The Fund I-Q Scorecard includes an entry for a fund manager's personal investment in the fund being managed. Obviously, if a manager has a healthy amount of his or her own money invested in a fund, it would certainly have to be considered a confidence builder by the other fund investors. As alluded to previously, this information is not yet universally available and, admittedly, is not easily obtained by the general investing public. However, oftentimes, comment in this regard appears in the financial press and in Morningstar's commentary. And, if an investor considers it materially important to his or her investment decision, there's no harm done in putting the question directly to the fund's management.

Return to the Main Menu.


Scoring Fund Management Data
Related Articles
  1. Investing

    Should You Follow Your Fund Manager?

    Learn how to tell if a fund in flux is still a suitable investment.
  2. Investing

    Mutual Fund Investment Quality: Conclusion

    Check in here for an overview of mutual fund investment quality and how to find it.
  3. Financial Advisor

    How to Rate Your Mutual Fund Manager

    What to really look for when you're deciding on a mutual fund.
  4. Financial Advisor

    5 Characteristics of Strong Mutual Fund Shares

    Discover some of the basic characteristics shared by good mutual funds that investors can use to help them in selecting funds.
  5. Investing

    Choose A Fund With A Winning Manager

    We break down the key components of analyzing a fund manager's performance so you can find a winner.
  6. Investing

    What Fund Managers Do

    A fund manager is responsible for implementing a fund’s investing strategy and managing its trading activities.
  7. Financial Advisor

    This Is How Much Mutual Fund Managers Make

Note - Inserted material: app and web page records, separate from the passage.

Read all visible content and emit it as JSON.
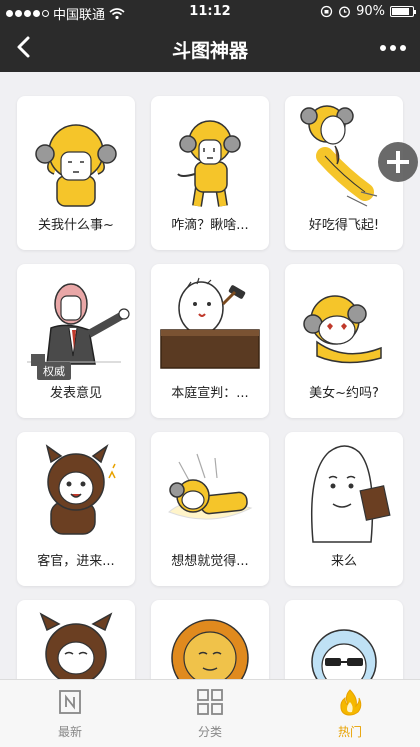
{
  "status_bar": {
    "carrier": "中国联通",
    "time": "11:12",
    "battery": "90%"
  },
  "nav": {
    "title": "斗图神器"
  },
  "tag_label": "权威",
  "stickers": [
    {
      "label": "关我什么事~"
    },
    {
      "label": "咋滴？瞅啥..."
    },
    {
      "label": "好吃得飞起!"
    },
    {
      "label": "发表意见"
    },
    {
      "label": "本庭宣判：..."
    },
    {
      "label": "美女~约吗?"
    },
    {
      "label": "客官，进来..."
    },
    {
      "label": "想想就觉得..."
    },
    {
      "label": "来么"
    },
    {
      "label": ""
    },
    {
      "label": ""
    },
    {
      "label": ""
    }
  ],
  "tabs": [
    {
      "label": "最新",
      "icon": "new-icon"
    },
    {
      "label": "分类",
      "icon": "category-grid-icon"
    },
    {
      "label": "热门",
      "icon": "fire-icon"
    }
  ],
  "colors": {
    "bar": "#2b2b2b",
    "accent": "#e8a200",
    "sheep_yellow": "#f5c52a"
  }
}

    Learn about the high-paying salaries of mutual fund managers and the low level of transparency in income reporting by mutual fund companies.
Frequently Asked Questions
  1. Is There a Difference Between the Equity Market and the Stock Market?

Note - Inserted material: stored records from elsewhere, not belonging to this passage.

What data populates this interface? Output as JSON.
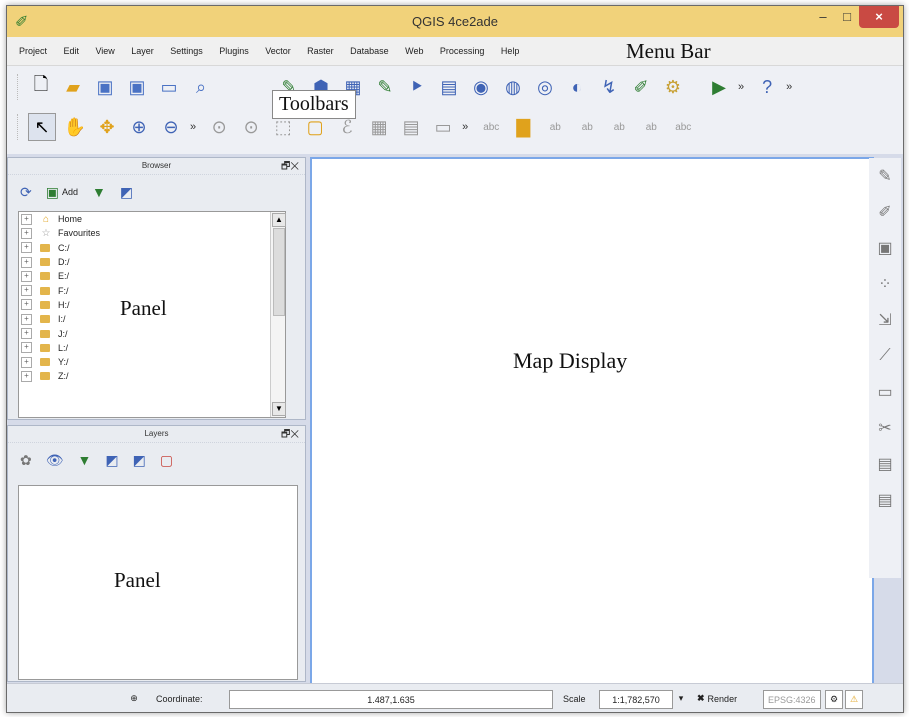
{
  "window": {
    "title": "QGIS 4ce2ade",
    "controls": {
      "minimize": "–",
      "maximize": "□",
      "close": "×"
    }
  },
  "menu": {
    "items": [
      "Project",
      "Edit",
      "View",
      "Layer",
      "Settings",
      "Plugins",
      "Vector",
      "Raster",
      "Database",
      "Web",
      "Processing",
      "Help"
    ]
  },
  "annotations": {
    "menu_bar": "Menu Bar",
    "toolbars": "Toolbars",
    "panel_browser": "Panel",
    "panel_layers": "Panel",
    "map_display": "Map Display"
  },
  "toolbars": {
    "row1": [
      {
        "name": "new-project-icon",
        "glyph": "🗋"
      },
      {
        "name": "open-project-icon",
        "glyph": "📁"
      },
      {
        "name": "save-project-icon",
        "glyph": "💾"
      },
      {
        "name": "save-as-icon",
        "glyph": "💾"
      },
      {
        "name": "print-composer-icon",
        "glyph": "🖨"
      },
      {
        "name": "composer-manager-icon",
        "glyph": "🔍"
      }
    ],
    "row1_more": [
      {
        "name": "digitize-icon",
        "glyph": "✎"
      },
      {
        "name": "add-vector-layer-icon",
        "glyph": "⬢"
      },
      {
        "name": "add-raster-layer-icon",
        "glyph": "▦"
      },
      {
        "name": "add-postgis-icon",
        "glyph": "🐘"
      },
      {
        "name": "add-spatialite-icon",
        "glyph": "◆"
      },
      {
        "name": "add-mssql-icon",
        "glyph": "▣"
      },
      {
        "name": "add-wms-icon",
        "glyph": "🌐"
      },
      {
        "name": "add-wcs-icon",
        "glyph": "🌐"
      },
      {
        "name": "add-wfs-icon",
        "glyph": "🌐"
      },
      {
        "name": "add-delimited-text-icon",
        "glyph": "↯"
      },
      {
        "name": "new-shapefile-icon",
        "glyph": "✎"
      },
      {
        "name": "plugin-icon",
        "glyph": "⚙"
      }
    ],
    "row1_end": [
      {
        "name": "green-plugin-icon",
        "glyph": "▶"
      },
      {
        "name": "help-icon",
        "glyph": "?"
      }
    ],
    "row2": [
      {
        "name": "touch-zoom-icon",
        "glyph": "↖"
      },
      {
        "name": "pan-icon",
        "glyph": "✋"
      },
      {
        "name": "pan-to-selection-icon",
        "glyph": "✥"
      },
      {
        "name": "zoom-in-icon",
        "glyph": "⊕"
      },
      {
        "name": "zoom-out-icon",
        "glyph": "⊖"
      }
    ],
    "row2_more": [
      {
        "name": "identify-icon",
        "glyph": "ℹ"
      },
      {
        "name": "measure-icon",
        "glyph": "⌖"
      },
      {
        "name": "select-icon",
        "glyph": "⬚"
      },
      {
        "name": "deselect-icon",
        "glyph": "▢"
      },
      {
        "name": "expression-icon",
        "glyph": "ℰ"
      },
      {
        "name": "attribute-table-icon",
        "glyph": "▦"
      },
      {
        "name": "field-calculator-icon",
        "glyph": "▤"
      },
      {
        "name": "statistics-icon",
        "glyph": "▭"
      }
    ],
    "row2_labels": [
      {
        "name": "label-icon",
        "glyph": "abc"
      },
      {
        "name": "label-highlight-icon",
        "glyph": "▇"
      },
      {
        "name": "pin-label-icon",
        "glyph": "ab"
      },
      {
        "name": "show-hide-label-icon",
        "glyph": "ab"
      },
      {
        "name": "move-label-icon",
        "glyph": "ab"
      },
      {
        "name": "rotate-label-icon",
        "glyph": "ab"
      },
      {
        "name": "change-label-icon",
        "glyph": "abc"
      }
    ]
  },
  "browser": {
    "title": "Browser",
    "toolbar": {
      "add_label": "Add"
    },
    "items": [
      {
        "label": "Home",
        "type": "home"
      },
      {
        "label": "Favourites",
        "type": "fav"
      },
      {
        "label": "C:/",
        "type": "folder"
      },
      {
        "label": "D:/",
        "type": "folder"
      },
      {
        "label": "E:/",
        "type": "folder"
      },
      {
        "label": "F:/",
        "type": "folder"
      },
      {
        "label": "H:/",
        "type": "folder"
      },
      {
        "label": "I:/",
        "type": "folder"
      },
      {
        "label": "J:/",
        "type": "folder"
      },
      {
        "label": "L:/",
        "type": "folder"
      },
      {
        "label": "Y:/",
        "type": "folder"
      },
      {
        "label": "Z:/",
        "type": "folder"
      }
    ]
  },
  "layers": {
    "title": "Layers"
  },
  "status": {
    "coordinate_label": "Coordinate:",
    "coordinate_value": "1.487,1.635",
    "scale_label": "Scale",
    "scale_value": "1:1,782,570",
    "render_label": "Render",
    "epsg": "EPSG:4326"
  }
}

    The terms equity market and stock market are synonymous
  2. What Are the Components of a Risk Premium?

    Learn the five main risks that comprise the risk premium and how they affect investors.
  3. What Is an Odd-Lot Buyback?

    Odd-lot buybacks involve lots of less than 100 shares. Learn how companies get these shares back.
  4. How is a company's share price determined?

    Understand the concept behind the Gordon growth model and what it is used to measure. Learn how a company's share price is ...
Trading Center